With Johnson so far ahead in the first round of voting, there had been speculation in the British media that some rivals might withdraw to allow a more unified challenge to the man who led the official leave campaign in 2016.
“I ran as the candidate of the future, but the party is understandably looking for a candidate for the unique circumstances we face right now,” Hancock said as he pulled out of the race.
“I will talk to all the other candidates about how these values can be best taken forward.”
A second round of voting among lawmakers takes place on Tuesday as the candidates are whittled down to a final two before 160,000 Conservative grassroots members choose the next leader by the end of July.
Lawmaker Priti Patel, one of Johnson’s party backers, said there would be plenty of opportunities to question him.
“We will see what happens over the next few weeks,” Patel said when asked by the BBC if Johnson would join the debates.
“I think this is incredibly unfair, actually. We saw Boris’ launch a couple of days ago. He spoke very clearly about the direction of travel in terms of where he stands on Brexit, how to deliver Brexit,” she said.
May’s potential successors have all said they could find the solution to the Brexit crisis which eluded her.
Parliament has indicated it will try to stop a no-deal Brexit, which investors warn would hurt financial markets and shock the world economy. But some of those running to lead the Conservatives, including Johnson, say it may be the only way for Britain to leave the bloc without further delay.
Another challenger, aid minister Rory Stewart, said Johnson had to attend the TV debates so lawmakers could see who was his best challenger.

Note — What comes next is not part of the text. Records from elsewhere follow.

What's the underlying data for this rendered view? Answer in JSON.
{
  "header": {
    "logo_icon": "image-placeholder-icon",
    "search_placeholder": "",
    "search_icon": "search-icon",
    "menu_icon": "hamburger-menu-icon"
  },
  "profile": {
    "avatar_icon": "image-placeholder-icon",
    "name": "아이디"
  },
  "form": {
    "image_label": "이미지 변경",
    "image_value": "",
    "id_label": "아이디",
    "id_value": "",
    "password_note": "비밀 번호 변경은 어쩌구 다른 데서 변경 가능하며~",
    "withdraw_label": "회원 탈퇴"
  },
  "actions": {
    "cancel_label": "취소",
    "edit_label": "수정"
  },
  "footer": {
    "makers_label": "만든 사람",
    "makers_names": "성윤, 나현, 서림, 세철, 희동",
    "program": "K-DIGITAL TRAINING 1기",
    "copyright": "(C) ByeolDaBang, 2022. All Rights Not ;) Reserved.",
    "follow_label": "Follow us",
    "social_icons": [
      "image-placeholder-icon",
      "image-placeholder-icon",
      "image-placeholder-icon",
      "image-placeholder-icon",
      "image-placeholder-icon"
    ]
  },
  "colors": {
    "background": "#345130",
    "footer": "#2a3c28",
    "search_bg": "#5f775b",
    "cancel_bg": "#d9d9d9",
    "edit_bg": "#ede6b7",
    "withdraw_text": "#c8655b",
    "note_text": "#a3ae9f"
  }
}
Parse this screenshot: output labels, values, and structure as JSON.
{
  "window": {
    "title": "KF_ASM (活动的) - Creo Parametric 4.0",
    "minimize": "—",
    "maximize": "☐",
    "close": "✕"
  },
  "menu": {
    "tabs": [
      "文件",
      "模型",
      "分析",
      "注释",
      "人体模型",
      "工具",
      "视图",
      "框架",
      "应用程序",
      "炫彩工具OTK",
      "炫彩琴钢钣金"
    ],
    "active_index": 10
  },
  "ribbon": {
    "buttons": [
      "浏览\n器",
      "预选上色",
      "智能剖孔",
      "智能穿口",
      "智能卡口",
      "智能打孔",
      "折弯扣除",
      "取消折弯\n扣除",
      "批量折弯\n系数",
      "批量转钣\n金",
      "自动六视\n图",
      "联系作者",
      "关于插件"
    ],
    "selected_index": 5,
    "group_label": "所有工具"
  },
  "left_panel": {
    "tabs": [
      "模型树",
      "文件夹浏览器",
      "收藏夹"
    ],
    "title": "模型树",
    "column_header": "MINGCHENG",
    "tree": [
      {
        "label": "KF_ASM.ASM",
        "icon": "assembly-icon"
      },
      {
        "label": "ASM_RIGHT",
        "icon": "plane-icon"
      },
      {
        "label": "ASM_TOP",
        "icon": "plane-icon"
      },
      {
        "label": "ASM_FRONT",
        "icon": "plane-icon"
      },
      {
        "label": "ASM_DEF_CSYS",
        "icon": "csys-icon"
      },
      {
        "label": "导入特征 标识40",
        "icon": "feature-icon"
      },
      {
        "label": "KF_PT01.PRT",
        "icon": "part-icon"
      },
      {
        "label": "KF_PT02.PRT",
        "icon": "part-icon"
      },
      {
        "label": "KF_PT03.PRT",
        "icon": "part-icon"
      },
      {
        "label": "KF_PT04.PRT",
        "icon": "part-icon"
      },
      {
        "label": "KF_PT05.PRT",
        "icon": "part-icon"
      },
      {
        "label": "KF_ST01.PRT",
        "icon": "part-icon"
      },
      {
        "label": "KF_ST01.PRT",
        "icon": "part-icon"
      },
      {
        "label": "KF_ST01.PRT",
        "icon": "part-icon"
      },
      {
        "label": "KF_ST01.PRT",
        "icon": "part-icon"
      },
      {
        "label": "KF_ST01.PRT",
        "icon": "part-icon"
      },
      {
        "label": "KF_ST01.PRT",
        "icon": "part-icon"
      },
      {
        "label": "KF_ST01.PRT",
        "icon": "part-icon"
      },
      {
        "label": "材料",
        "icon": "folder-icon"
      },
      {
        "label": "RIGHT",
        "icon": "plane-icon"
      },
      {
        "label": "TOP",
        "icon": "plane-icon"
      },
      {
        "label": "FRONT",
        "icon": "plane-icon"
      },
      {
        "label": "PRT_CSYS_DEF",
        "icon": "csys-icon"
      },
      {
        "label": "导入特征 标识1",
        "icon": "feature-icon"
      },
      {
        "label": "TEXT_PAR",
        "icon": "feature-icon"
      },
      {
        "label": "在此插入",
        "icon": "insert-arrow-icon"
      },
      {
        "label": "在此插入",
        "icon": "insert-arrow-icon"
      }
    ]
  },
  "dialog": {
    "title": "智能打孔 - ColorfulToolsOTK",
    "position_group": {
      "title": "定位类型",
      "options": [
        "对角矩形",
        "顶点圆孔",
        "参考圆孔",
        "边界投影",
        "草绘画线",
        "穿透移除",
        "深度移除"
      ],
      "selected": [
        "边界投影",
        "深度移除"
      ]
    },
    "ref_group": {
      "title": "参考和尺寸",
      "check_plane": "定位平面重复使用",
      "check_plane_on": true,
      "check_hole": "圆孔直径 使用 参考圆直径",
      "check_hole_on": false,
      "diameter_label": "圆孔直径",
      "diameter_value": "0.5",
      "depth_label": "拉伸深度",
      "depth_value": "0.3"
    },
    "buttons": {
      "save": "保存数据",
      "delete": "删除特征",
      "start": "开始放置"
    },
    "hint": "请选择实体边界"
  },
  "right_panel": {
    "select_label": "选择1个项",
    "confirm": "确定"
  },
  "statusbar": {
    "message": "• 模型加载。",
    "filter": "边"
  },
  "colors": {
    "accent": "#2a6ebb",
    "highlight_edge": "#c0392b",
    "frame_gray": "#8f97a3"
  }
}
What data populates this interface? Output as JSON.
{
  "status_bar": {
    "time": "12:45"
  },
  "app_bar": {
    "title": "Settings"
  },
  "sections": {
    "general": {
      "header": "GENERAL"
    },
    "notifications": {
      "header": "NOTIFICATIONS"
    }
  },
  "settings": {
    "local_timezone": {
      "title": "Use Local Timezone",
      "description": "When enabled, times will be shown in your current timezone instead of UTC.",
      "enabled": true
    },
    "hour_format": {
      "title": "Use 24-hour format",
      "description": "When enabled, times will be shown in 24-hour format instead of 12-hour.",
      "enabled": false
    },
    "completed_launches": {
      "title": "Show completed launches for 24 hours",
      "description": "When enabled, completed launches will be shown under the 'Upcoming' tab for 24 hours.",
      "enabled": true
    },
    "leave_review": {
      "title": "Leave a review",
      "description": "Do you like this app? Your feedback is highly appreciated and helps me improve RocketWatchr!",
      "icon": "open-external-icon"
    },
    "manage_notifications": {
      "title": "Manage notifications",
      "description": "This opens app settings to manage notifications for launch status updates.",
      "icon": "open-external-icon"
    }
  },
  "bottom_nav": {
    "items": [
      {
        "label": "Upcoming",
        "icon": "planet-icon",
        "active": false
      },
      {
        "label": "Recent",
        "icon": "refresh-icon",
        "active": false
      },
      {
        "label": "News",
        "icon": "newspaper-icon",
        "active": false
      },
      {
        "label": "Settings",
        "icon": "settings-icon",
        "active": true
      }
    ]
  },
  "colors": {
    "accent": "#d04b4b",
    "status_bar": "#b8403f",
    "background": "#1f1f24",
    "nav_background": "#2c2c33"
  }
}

“He keeps saying he will deliver Brexit by Oct. 31 but how?” Stewart said. “How is he going to renegotiate with Europe? How’s he going to get it through parliament because this can’t be just a blind act of faith?”
Editing by William Schomberg